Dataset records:
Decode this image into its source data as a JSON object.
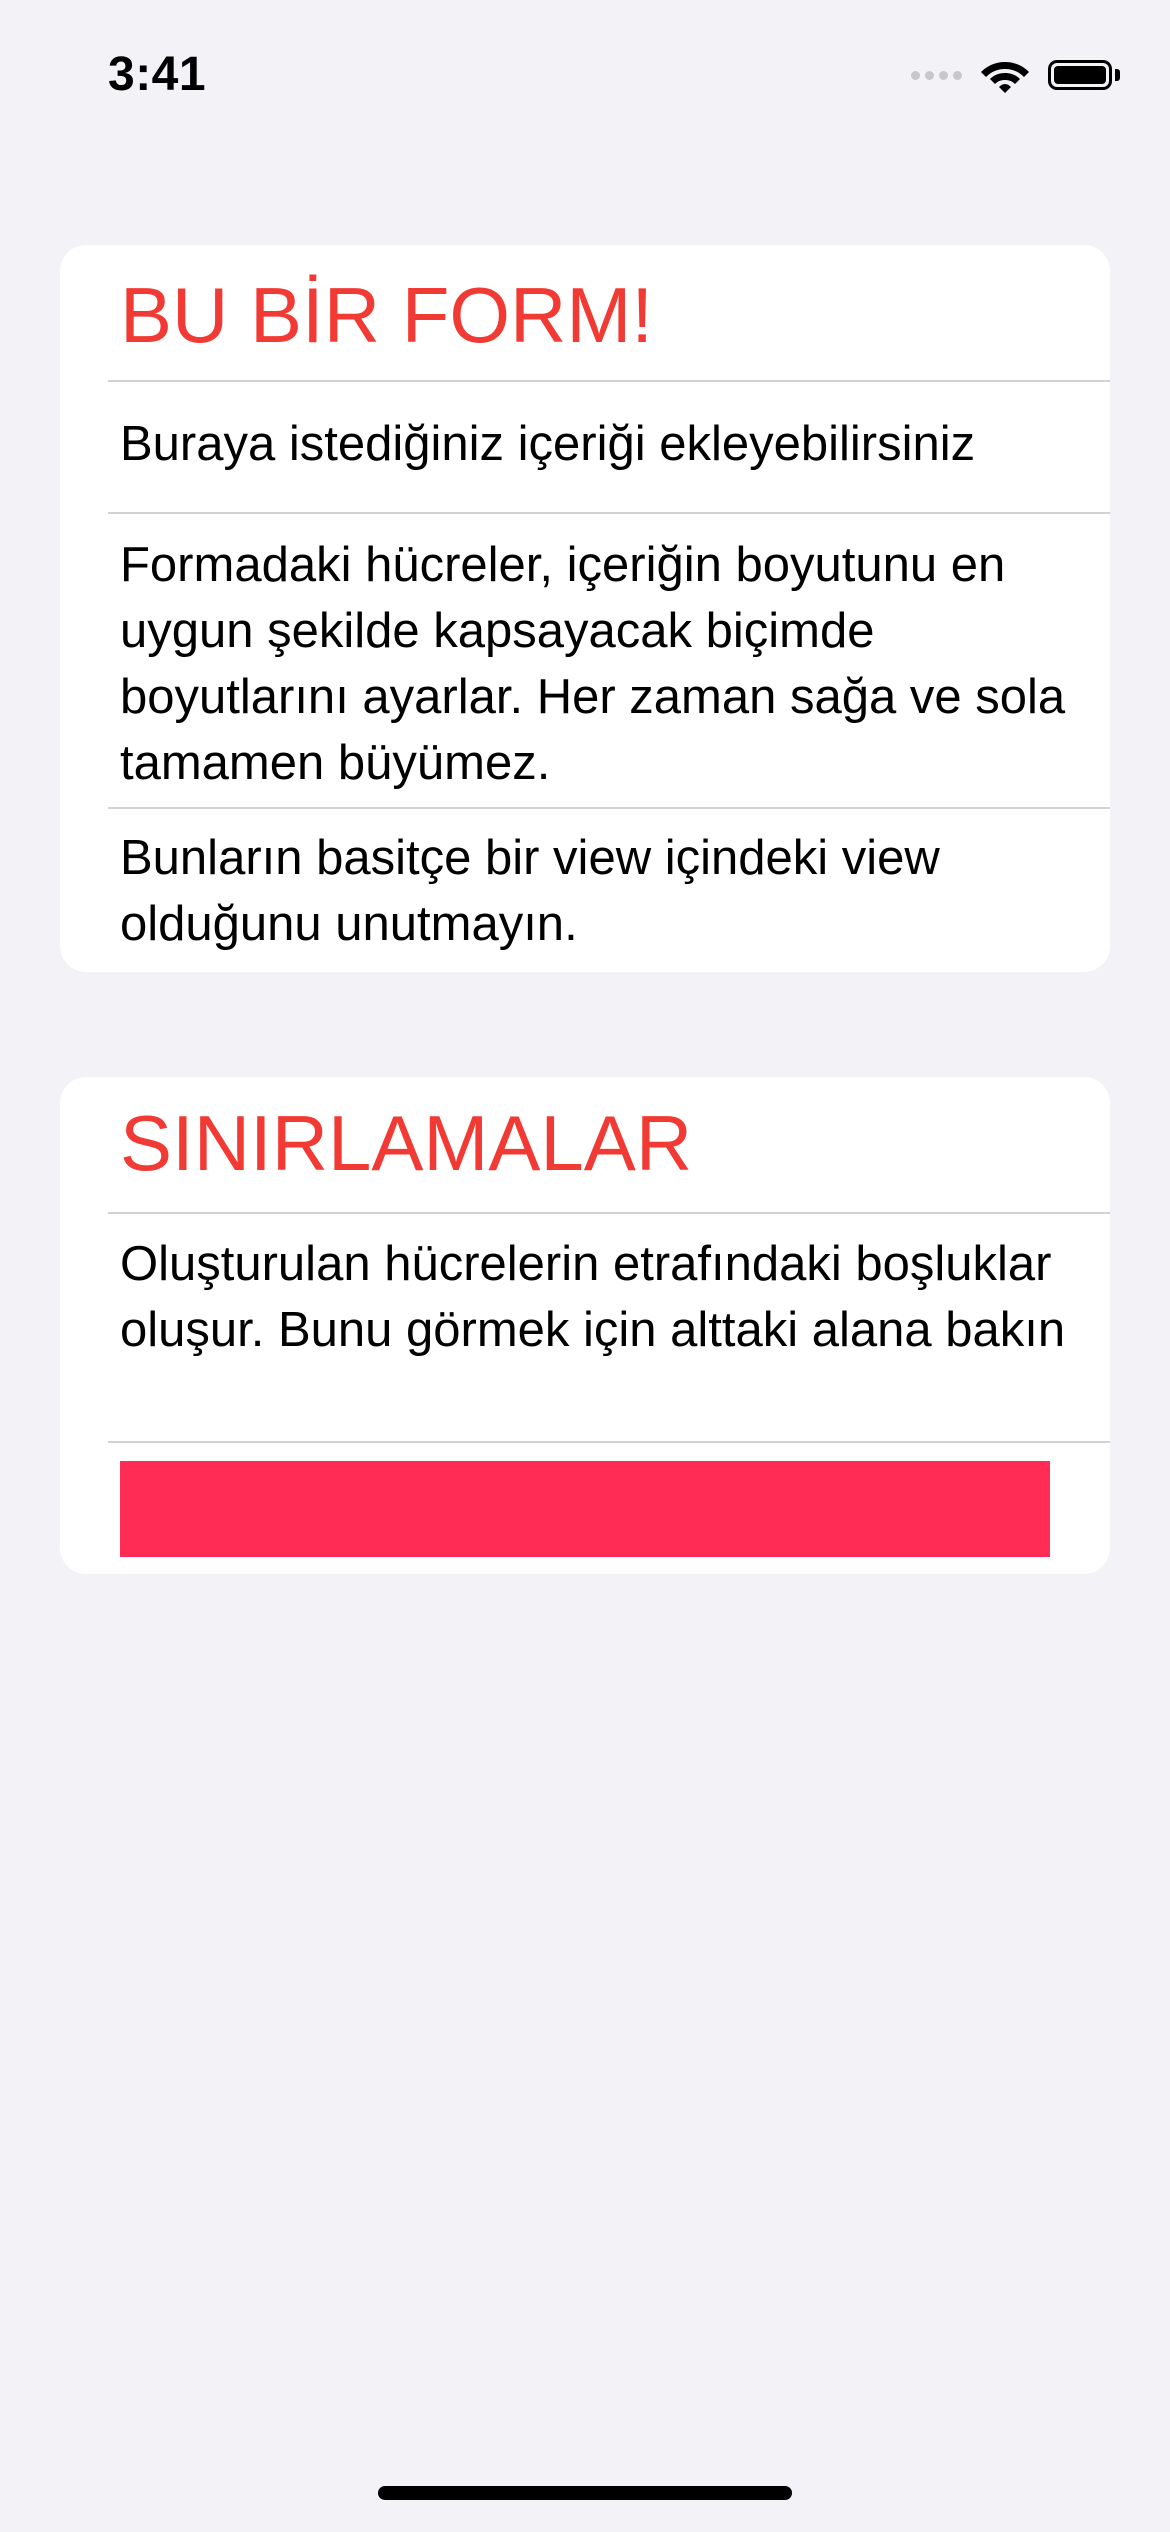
{
  "status_bar": {
    "time": "3:41",
    "icons": [
      "signal-icon",
      "wifi-icon",
      "battery-icon"
    ]
  },
  "colors": {
    "background": "#f2f2f7",
    "card": "#ffffff",
    "accent_red": "#f23a35",
    "box_pink": "#ff2d55",
    "separator": "#d1d1d6"
  },
  "form": {
    "sections": [
      {
        "title": "BU BİR FORM!",
        "rows": [
          "Buraya istediğiniz içeriği ekleyebilirsiniz",
          "Formadaki hücreler, içeriğin boyutunu en uygun şekilde kapsayacak biçimde boyutlarını ayarlar. Her zaman sağa ve sola tamamen büyümez.",
          "Bunların basitçe bir view içindeki view olduğunu unutmayın."
        ]
      },
      {
        "title": "SINIRLAMALAR",
        "rows": [
          "Oluşturulan hücrelerin etrafındaki boşluklar oluşur. Bunu görmek için alttaki alana bakın"
        ]
      }
    ]
  }
}
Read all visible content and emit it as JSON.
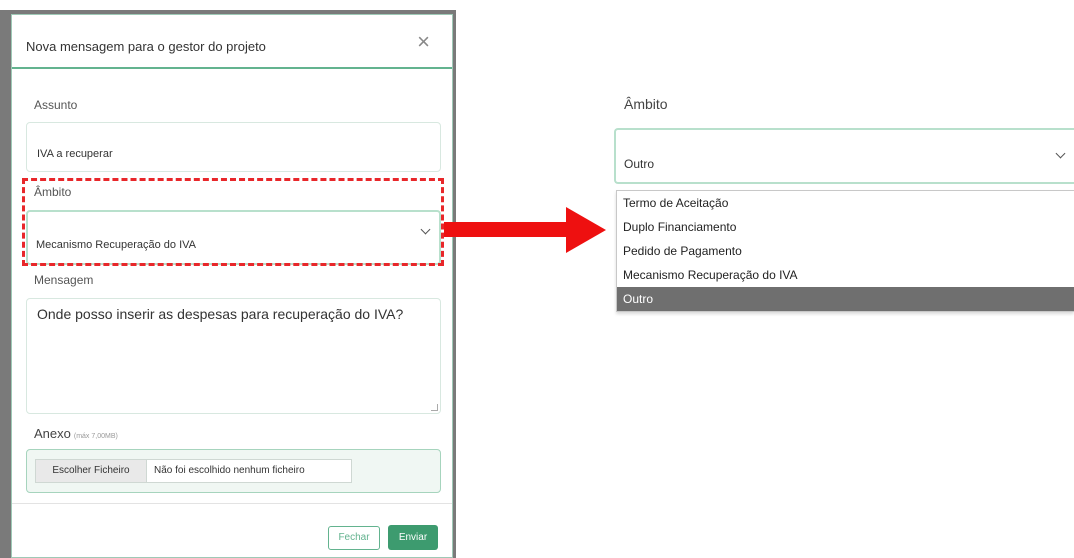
{
  "modal": {
    "title": "Nova mensagem para o gestor do projeto",
    "close_icon": "×",
    "subject_label": "Assunto",
    "subject_value": "IVA a recuperar",
    "scope_label": "Âmbito",
    "scope_value": "Mecanismo Recuperação do IVA",
    "message_label": "Mensagem",
    "message_value": "Onde posso inserir as despesas para recuperação do IVA?",
    "annex_label": "Anexo",
    "annex_note": "(máx 7,00MB)",
    "file_button": "Escolher Ficheiro",
    "file_status": "Não foi escolhido nenhum ficheiro",
    "close_button": "Fechar",
    "send_button": "Enviar"
  },
  "zoom": {
    "scope_label": "Âmbito",
    "selected_value": "Outro",
    "options": [
      "Termo de Aceitação",
      "Duplo Financiamento",
      "Pedido de Pagamento",
      "Mecanismo Recuperação do IVA",
      "Outro"
    ],
    "highlighted_option": "Outro"
  },
  "colors": {
    "accent": "#3d9b6f",
    "highlight_dash": "#e8272a",
    "arrow": "#ee1010",
    "selected_option": "#6f6f6f"
  },
  "icons": {
    "close": "close-icon",
    "chevron": "chevron-down-icon",
    "arrow": "right-arrow-icon"
  }
}
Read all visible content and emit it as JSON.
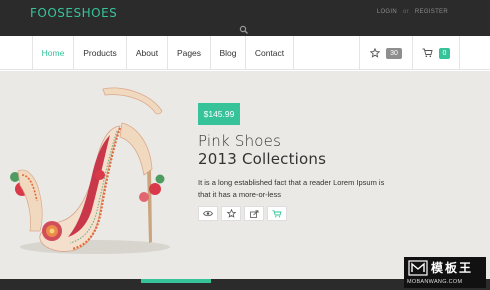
{
  "header": {
    "logo": "FOOSESHOES",
    "login": "LOGIN",
    "separator": "or",
    "register": "REGISTER",
    "search_icon": "search-icon"
  },
  "nav": {
    "items": [
      {
        "label": "Home",
        "active": true
      },
      {
        "label": "Products"
      },
      {
        "label": "About"
      },
      {
        "label": "Pages"
      },
      {
        "label": "Blog"
      },
      {
        "label": "Contact"
      }
    ],
    "wishlist": {
      "icon": "star-icon",
      "count": "30"
    },
    "cart": {
      "icon": "cart-icon",
      "count": "0"
    }
  },
  "hero": {
    "price": "$145.99",
    "title_line1": "Pink Shoes",
    "title_line2": "2013 Collections",
    "description": "It is a long established fact that a reader Lorem Ipsum is that it has a more-or-less",
    "actions": [
      "eye-icon",
      "star-icon",
      "share-icon",
      "cart-add-icon"
    ]
  },
  "watermark": {
    "title": "模板王",
    "url": "MOBANWANG.COM"
  },
  "colors": {
    "accent": "#36c39a",
    "dark": "#2b2b2b",
    "hero_bg": "#ebe9e5"
  }
}
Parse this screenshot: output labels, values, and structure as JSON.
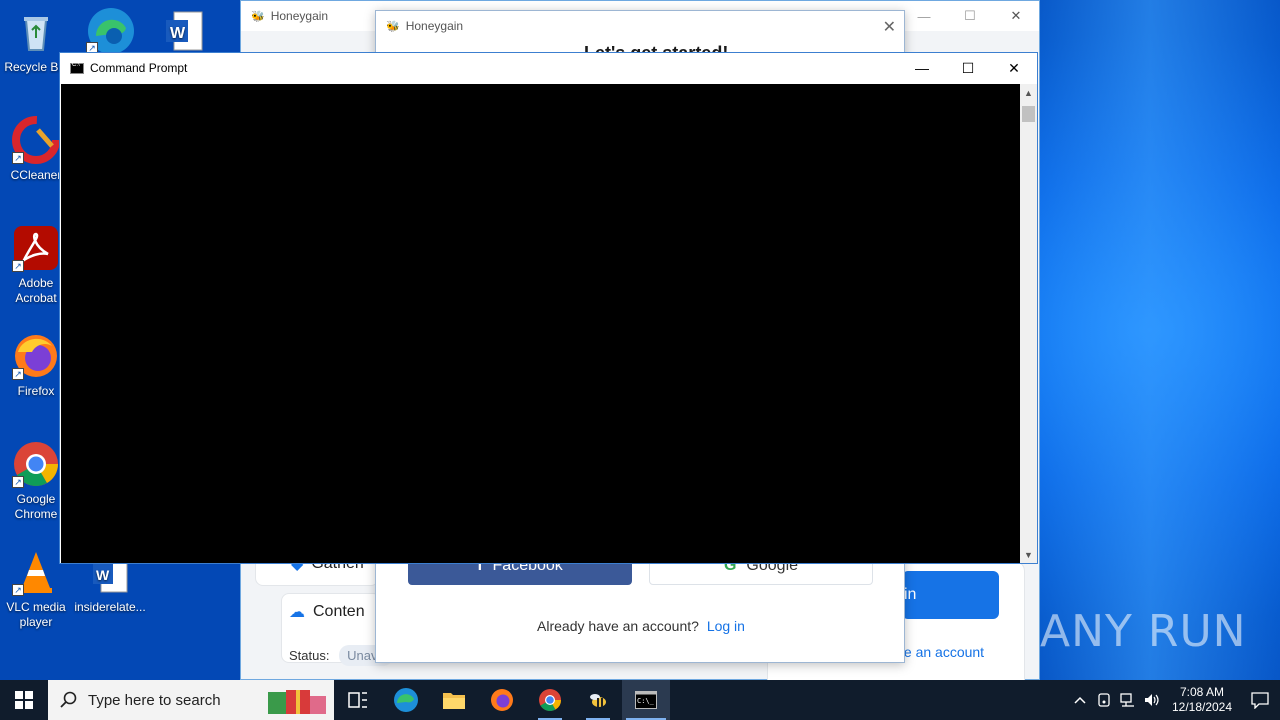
{
  "desktop": {
    "icons": [
      {
        "label": "Recycle Bin",
        "icon": "recycle-bin-icon"
      },
      {
        "label": "CCleaner",
        "icon": "ccleaner-icon"
      },
      {
        "label": "Adobe Acrobat",
        "icon": "adobe-acrobat-icon"
      },
      {
        "label": "Firefox",
        "icon": "firefox-icon"
      },
      {
        "label": "Google Chrome",
        "icon": "google-chrome-icon"
      },
      {
        "label": "VLC media player",
        "icon": "vlc-icon"
      },
      {
        "label": "insiderelate...",
        "icon": "word-document-icon"
      }
    ]
  },
  "honeygain_back": {
    "title": "Honeygain",
    "row1": "Gathen",
    "row2": "Conten",
    "status_label": "Status:",
    "status_value": "Unava",
    "login_button": "in",
    "create_account": "te an account"
  },
  "honeygain_front": {
    "title": "Honeygain",
    "heading": "Let's get started!",
    "facebook_button": "Facebook",
    "google_button": "Google",
    "already_text": "Already have an account?",
    "login_link": "Log in"
  },
  "cmd": {
    "title": "Command Prompt"
  },
  "watermark": "ANY RUN",
  "taskbar": {
    "search_placeholder": "Type here to search",
    "time": "7:08 AM",
    "date": "12/18/2024"
  },
  "colors": {
    "desktop_blue": "#0a5fd6",
    "taskbar": "#101c2c",
    "honeygain_blue": "#1673e6",
    "facebook_blue": "#3b5998"
  }
}
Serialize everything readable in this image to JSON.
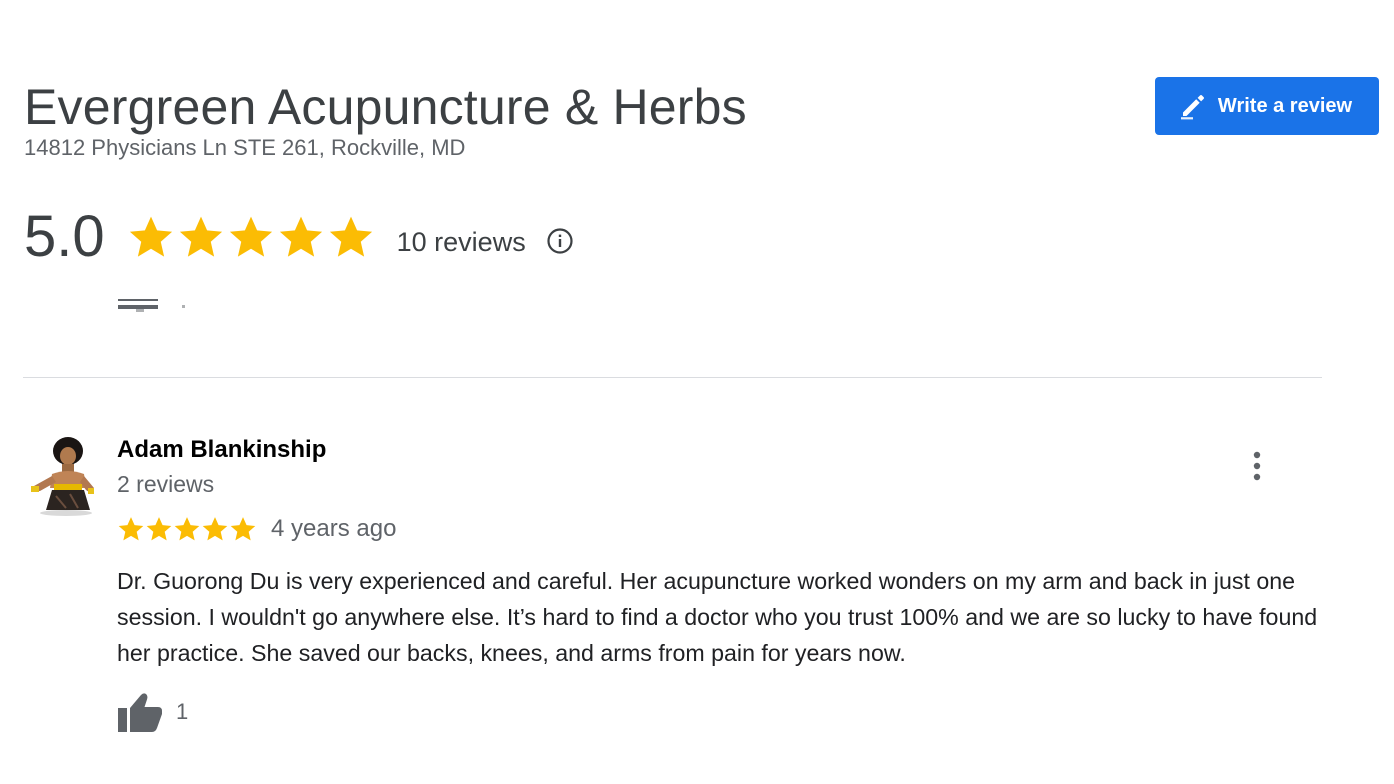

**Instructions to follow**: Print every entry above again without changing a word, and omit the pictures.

**Problem solution**:
Decode this image into its source data as a JSON object.
{
  "status_bar": {
    "time": "3:41",
    "icons": [
      "signal-icon",
      "wifi-icon",
      "battery-icon"
    ]
  },
  "colors": {
    "background": "#f2f2f7",
    "card": "#ffffff",
    "accent_red": "#f23a35",
    "box_pink": "#ff2d55",
    "separator": "#d1d1d6"
  },
  "form": {
    "sections": [
      {
        "title": "BU BİR FORM!",
        "rows": [
          "Buraya istediğiniz içeriği ekleyebilirsiniz",
          "Formadaki hücreler, içeriğin boyutunu en uygun şekilde kapsayacak biçimde boyutlarını ayarlar. Her zaman sağa ve sola tamamen büyümez.",
          "Bunların basitçe bir view içindeki view olduğunu unutmayın."
        ]
      },
      {
        "title": "SINIRLAMALAR",
        "rows": [
          "Oluşturulan hücrelerin etrafındaki boşluklar oluşur. Bunu görmek için alttaki alana bakın"
        ]
      }
    ]
  }
}
Read all visible content and emit it as JSON.
{
  "modal": {
    "title": "Nova mensagem para o gestor do projeto",
    "close_icon": "×",
    "subject_label": "Assunto",
    "subject_value": "IVA a recuperar",
    "scope_label": "Âmbito",
    "scope_value": "Mecanismo Recuperação do IVA",
    "message_label": "Mensagem",
    "message_value": "Onde posso inserir as despesas para recuperação do IVA?",
    "annex_label": "Anexo",
    "annex_note": "(máx 7,00MB)",
    "file_button": "Escolher Ficheiro",
    "file_status": "Não foi escolhido nenhum ficheiro",
    "close_button": "Fechar",
    "send_button": "Enviar"
  },
  "zoom": {
    "scope_label": "Âmbito",
    "selected_value": "Outro",
    "options": [
      "Termo de Aceitação",
      "Duplo Financiamento",
      "Pedido de Pagamento",
      "Mecanismo Recuperação do IVA",
      "Outro"
    ],
    "highlighted_option": "Outro"
  },
  "colors": {
    "accent": "#3d9b6f",
    "highlight_dash": "#e8272a",
    "arrow": "#ee1010",
    "selected_option": "#6f6f6f"
  },
  "icons": {
    "close": "close-icon",
    "chevron": "chevron-down-icon",
    "arrow": "right-arrow-icon"
  }
}
Read all visible content and emit it as JSON.
{
  "header": {
    "logo": "FOOSESHOES",
    "login": "LOGIN",
    "separator": "or",
    "register": "REGISTER",
    "search_icon": "search-icon"
  },
  "nav": {
    "items": [
      {
        "label": "Home",
        "active": true
      },
      {
        "label": "Products"
      },
      {
        "label": "About"
      },
      {
        "label": "Pages"
      },
      {
        "label": "Blog"
      },
      {
        "label": "Contact"
      }
    ],
    "wishlist": {
      "icon": "star-icon",
      "count": "30"
    },
    "cart": {
      "icon": "cart-icon",
      "count": "0"
    }
  },
  "hero": {
    "price": "$145.99",
    "title_line1": "Pink Shoes",
    "title_line2": "2013 Collections",
    "description": "It is a long established fact that a reader Lorem Ipsum is that it has a more-or-less",
    "actions": [
      "eye-icon",
      "star-icon",
      "share-icon",
      "cart-add-icon"
    ]
  },
  "watermark": {
    "title": "模板王",
    "url": "MOBANWANG.COM"
  },
  "colors": {
    "accent": "#36c39a",
    "dark": "#2b2b2b",
    "hero_bg": "#ebe9e5"
  }
}
Parse this screenshot: output labels, values, and structure as JSON.
{
  "desktop": {
    "icons": [
      {
        "label": "Recycle Bin",
        "icon": "recycle-bin-icon"
      },
      {
        "label": "CCleaner",
        "icon": "ccleaner-icon"
      },
      {
        "label": "Adobe Acrobat",
        "icon": "adobe-acrobat-icon"
      },
      {
        "label": "Firefox",
        "icon": "firefox-icon"
      },
      {
        "label": "Google Chrome",
        "icon": "google-chrome-icon"
      },
      {
        "label": "VLC media player",
        "icon": "vlc-icon"
      },
      {
        "label": "insiderelate...",
        "icon": "word-document-icon"
      }
    ]
  },
  "honeygain_back": {
    "title": "Honeygain",
    "row1": "Gathen",
    "row2": "Conten",
    "status_label": "Status:",
    "status_value": "Unava",
    "login_button": "in",
    "create_account": "te an account"
  },
  "honeygain_front": {
    "title": "Honeygain",
    "heading": "Let's get started!",
    "facebook_button": "Facebook",
    "google_button": "Google",
    "already_text": "Already have an account?",
    "login_link": "Log in"
  },
  "cmd": {
    "title": "Command Prompt"
  },
  "watermark": "ANY RUN",
  "taskbar": {
    "search_placeholder": "Type here to search",
    "time": "7:08 AM",
    "date": "12/18/2024"
  },
  "colors": {
    "desktop_blue": "#0a5fd6",
    "taskbar": "#101c2c",
    "honeygain_blue": "#1673e6",
    "facebook_blue": "#3b5998"
  }
}
Serialize everything readable in this image to JSON.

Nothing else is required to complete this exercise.